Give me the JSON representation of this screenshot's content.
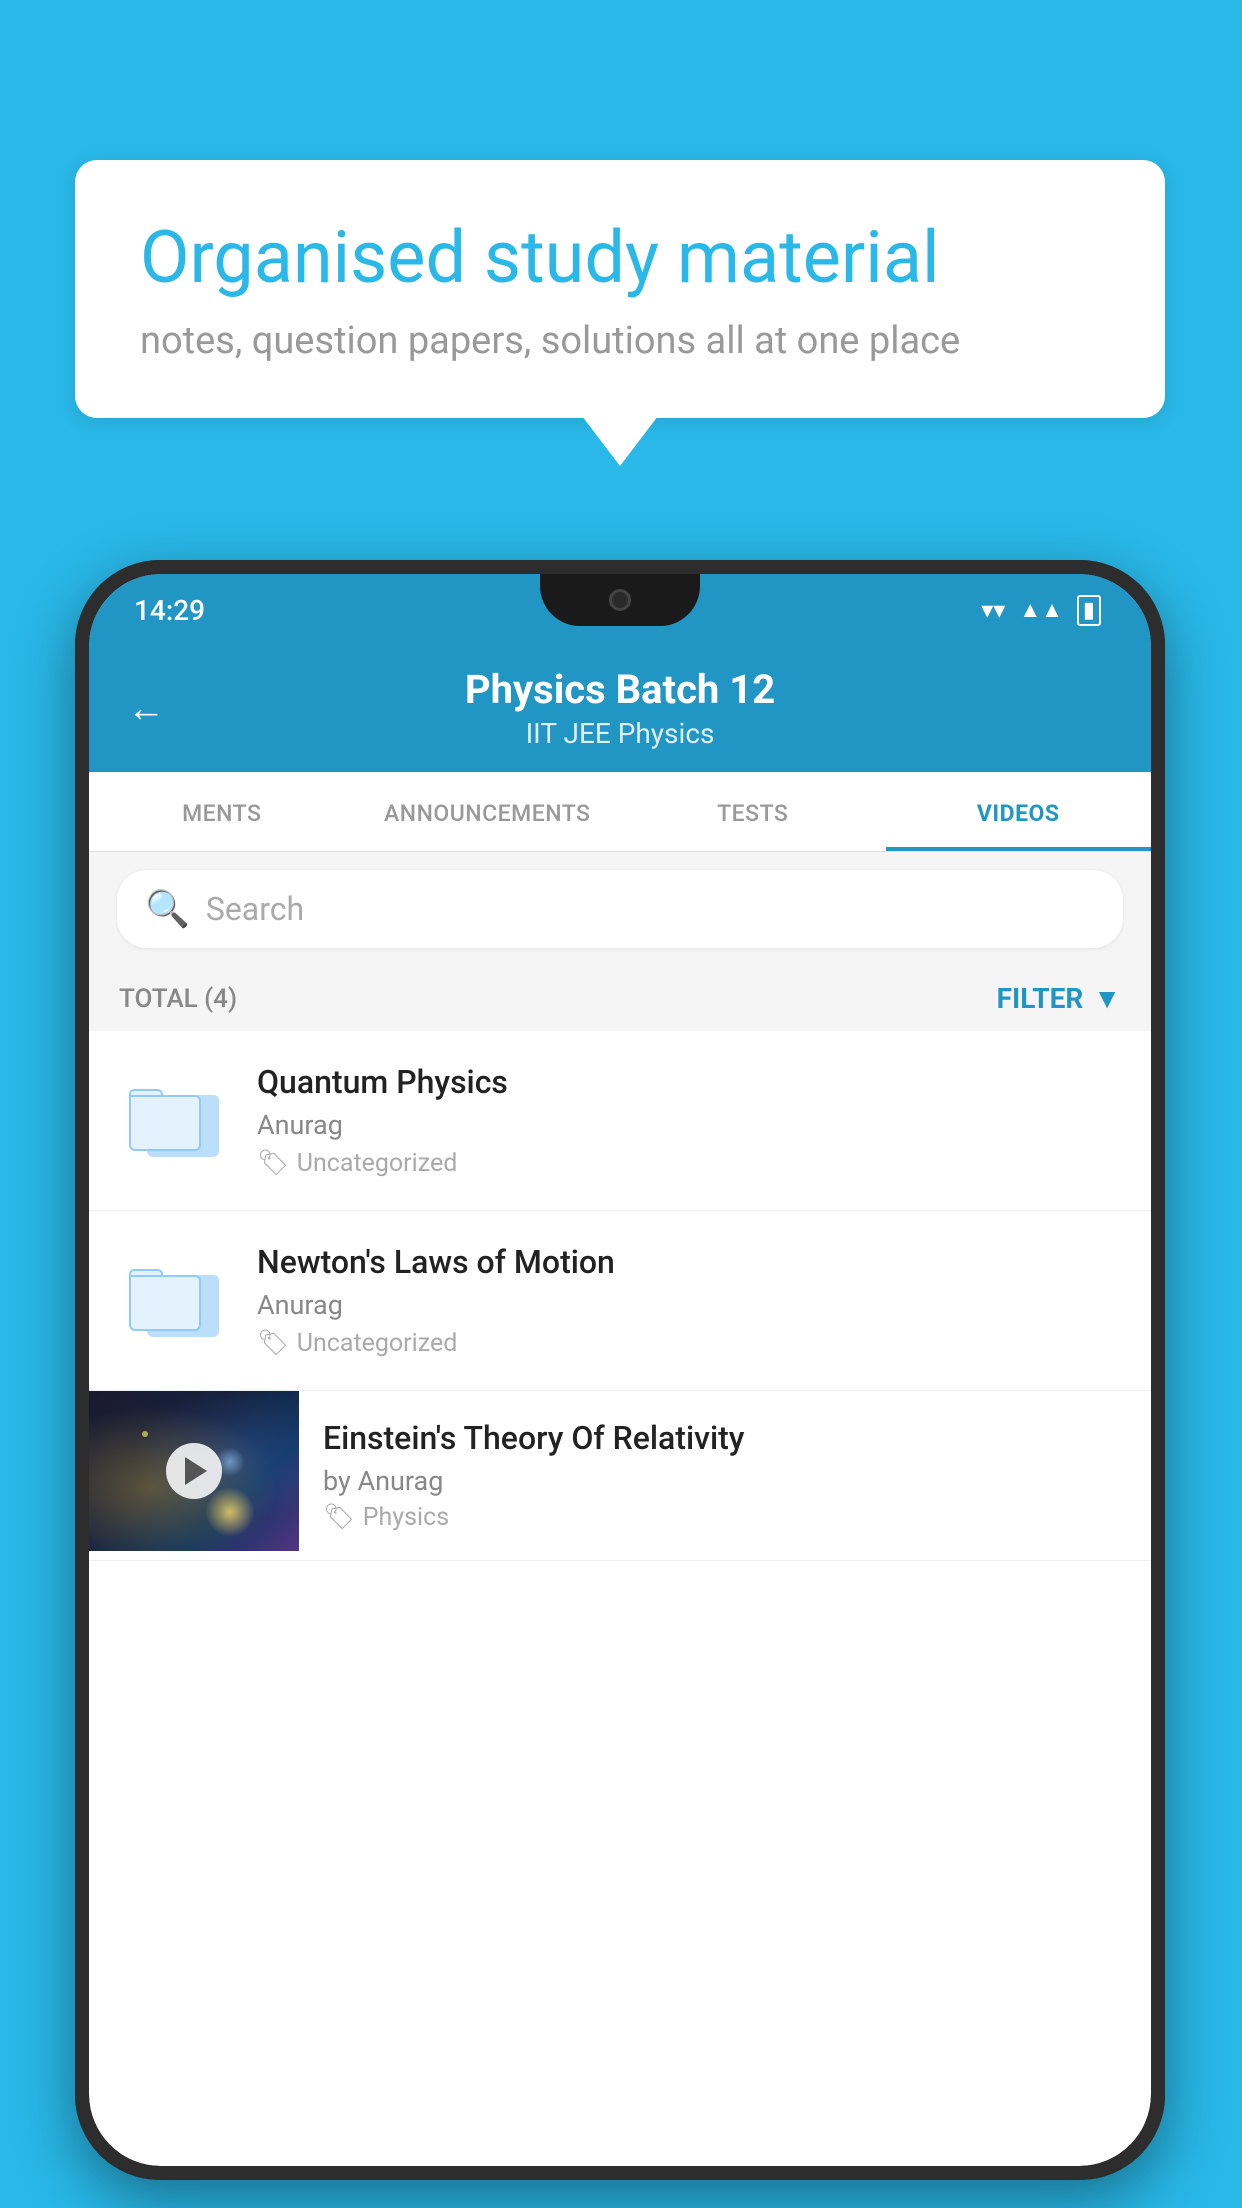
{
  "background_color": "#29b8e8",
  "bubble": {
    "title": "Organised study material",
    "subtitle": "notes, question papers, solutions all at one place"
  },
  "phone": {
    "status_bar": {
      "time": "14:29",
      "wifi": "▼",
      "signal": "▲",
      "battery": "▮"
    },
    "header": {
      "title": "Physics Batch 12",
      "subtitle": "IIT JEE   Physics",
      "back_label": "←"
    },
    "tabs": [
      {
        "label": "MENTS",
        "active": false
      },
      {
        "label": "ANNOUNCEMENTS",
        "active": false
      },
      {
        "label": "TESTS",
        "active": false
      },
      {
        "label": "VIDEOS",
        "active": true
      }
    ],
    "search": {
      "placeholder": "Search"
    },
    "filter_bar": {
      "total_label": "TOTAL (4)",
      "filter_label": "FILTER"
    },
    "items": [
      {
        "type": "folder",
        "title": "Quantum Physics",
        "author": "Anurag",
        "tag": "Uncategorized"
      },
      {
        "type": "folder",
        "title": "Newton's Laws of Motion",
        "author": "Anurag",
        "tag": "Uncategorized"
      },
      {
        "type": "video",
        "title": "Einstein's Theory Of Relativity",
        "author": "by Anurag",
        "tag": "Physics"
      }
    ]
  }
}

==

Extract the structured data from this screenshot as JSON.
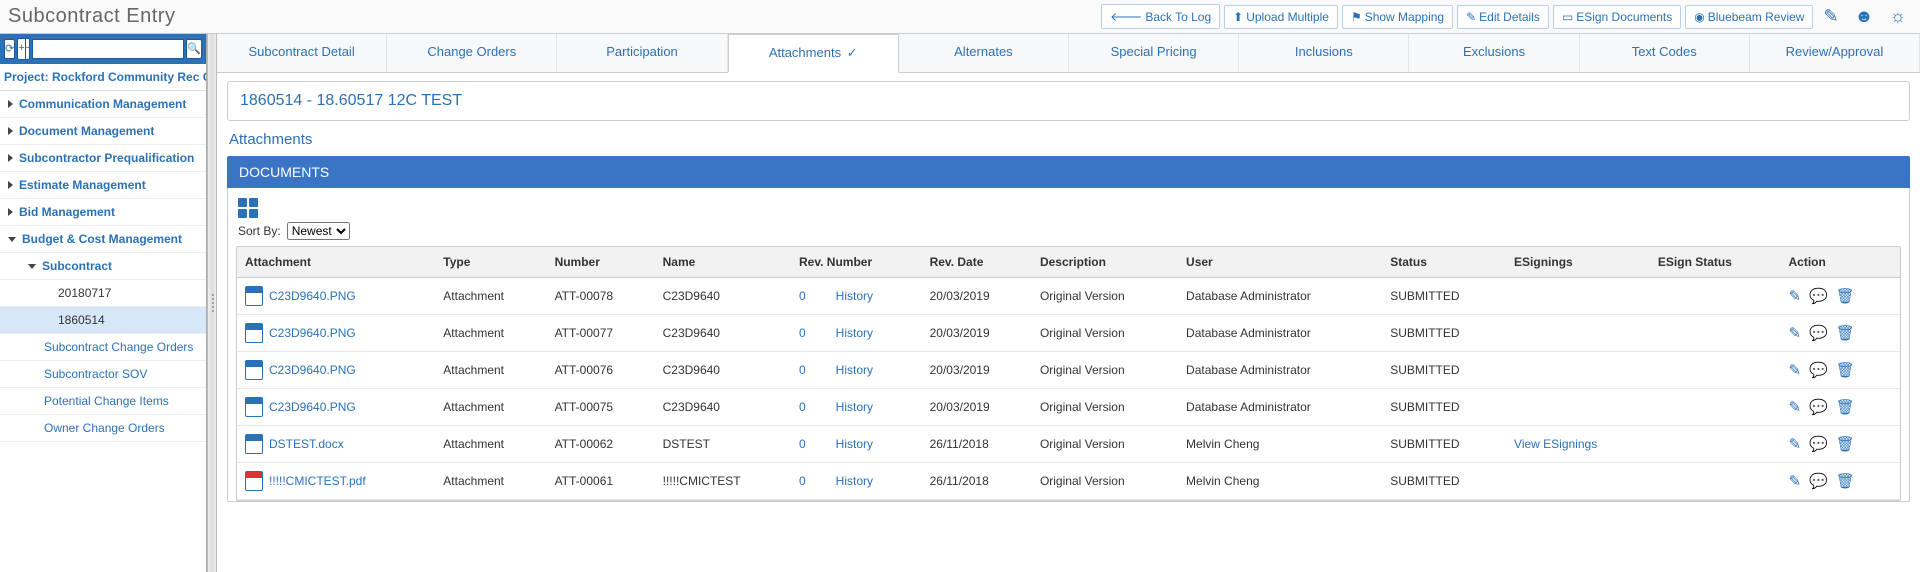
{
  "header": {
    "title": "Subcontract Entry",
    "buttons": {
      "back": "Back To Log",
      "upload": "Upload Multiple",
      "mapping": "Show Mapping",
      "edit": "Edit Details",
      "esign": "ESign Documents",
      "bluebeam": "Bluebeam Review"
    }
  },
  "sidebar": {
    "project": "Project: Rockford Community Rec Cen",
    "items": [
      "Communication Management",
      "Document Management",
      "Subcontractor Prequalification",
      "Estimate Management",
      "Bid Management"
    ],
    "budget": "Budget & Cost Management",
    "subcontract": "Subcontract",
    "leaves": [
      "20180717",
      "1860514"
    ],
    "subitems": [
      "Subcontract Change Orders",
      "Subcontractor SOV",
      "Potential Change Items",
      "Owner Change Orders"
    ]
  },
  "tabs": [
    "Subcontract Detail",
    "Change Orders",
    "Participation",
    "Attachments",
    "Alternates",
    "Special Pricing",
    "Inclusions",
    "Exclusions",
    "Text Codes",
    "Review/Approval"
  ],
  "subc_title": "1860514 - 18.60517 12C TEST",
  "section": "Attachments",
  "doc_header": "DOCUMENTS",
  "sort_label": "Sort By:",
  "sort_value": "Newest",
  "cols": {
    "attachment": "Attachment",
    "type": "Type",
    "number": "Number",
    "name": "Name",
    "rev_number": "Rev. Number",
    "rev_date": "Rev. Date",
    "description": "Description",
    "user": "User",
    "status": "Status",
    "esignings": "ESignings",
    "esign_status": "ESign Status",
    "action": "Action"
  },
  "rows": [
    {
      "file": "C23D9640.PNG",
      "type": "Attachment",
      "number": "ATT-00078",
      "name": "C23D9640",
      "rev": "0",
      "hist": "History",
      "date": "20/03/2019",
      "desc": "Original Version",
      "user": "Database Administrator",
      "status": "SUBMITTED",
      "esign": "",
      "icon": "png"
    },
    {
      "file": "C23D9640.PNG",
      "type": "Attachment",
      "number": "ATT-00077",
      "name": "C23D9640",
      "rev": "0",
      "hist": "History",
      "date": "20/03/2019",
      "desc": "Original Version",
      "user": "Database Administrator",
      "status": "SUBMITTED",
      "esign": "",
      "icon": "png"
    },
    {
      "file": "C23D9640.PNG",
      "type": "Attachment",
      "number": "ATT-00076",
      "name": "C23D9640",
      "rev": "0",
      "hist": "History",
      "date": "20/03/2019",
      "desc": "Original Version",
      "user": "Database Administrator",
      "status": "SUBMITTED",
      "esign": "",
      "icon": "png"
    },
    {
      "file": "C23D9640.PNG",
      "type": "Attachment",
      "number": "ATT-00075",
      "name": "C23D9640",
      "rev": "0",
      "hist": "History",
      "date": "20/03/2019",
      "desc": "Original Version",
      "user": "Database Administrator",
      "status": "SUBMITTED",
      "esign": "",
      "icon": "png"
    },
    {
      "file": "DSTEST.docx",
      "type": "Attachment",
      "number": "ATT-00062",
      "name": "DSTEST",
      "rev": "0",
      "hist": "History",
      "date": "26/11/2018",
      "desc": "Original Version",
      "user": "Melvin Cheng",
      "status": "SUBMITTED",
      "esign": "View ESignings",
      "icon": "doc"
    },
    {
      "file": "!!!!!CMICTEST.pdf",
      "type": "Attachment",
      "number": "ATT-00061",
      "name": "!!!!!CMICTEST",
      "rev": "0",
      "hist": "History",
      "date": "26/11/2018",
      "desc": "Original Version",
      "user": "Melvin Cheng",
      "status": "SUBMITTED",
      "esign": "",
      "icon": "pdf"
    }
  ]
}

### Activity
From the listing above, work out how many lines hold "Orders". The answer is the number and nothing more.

### Task response
3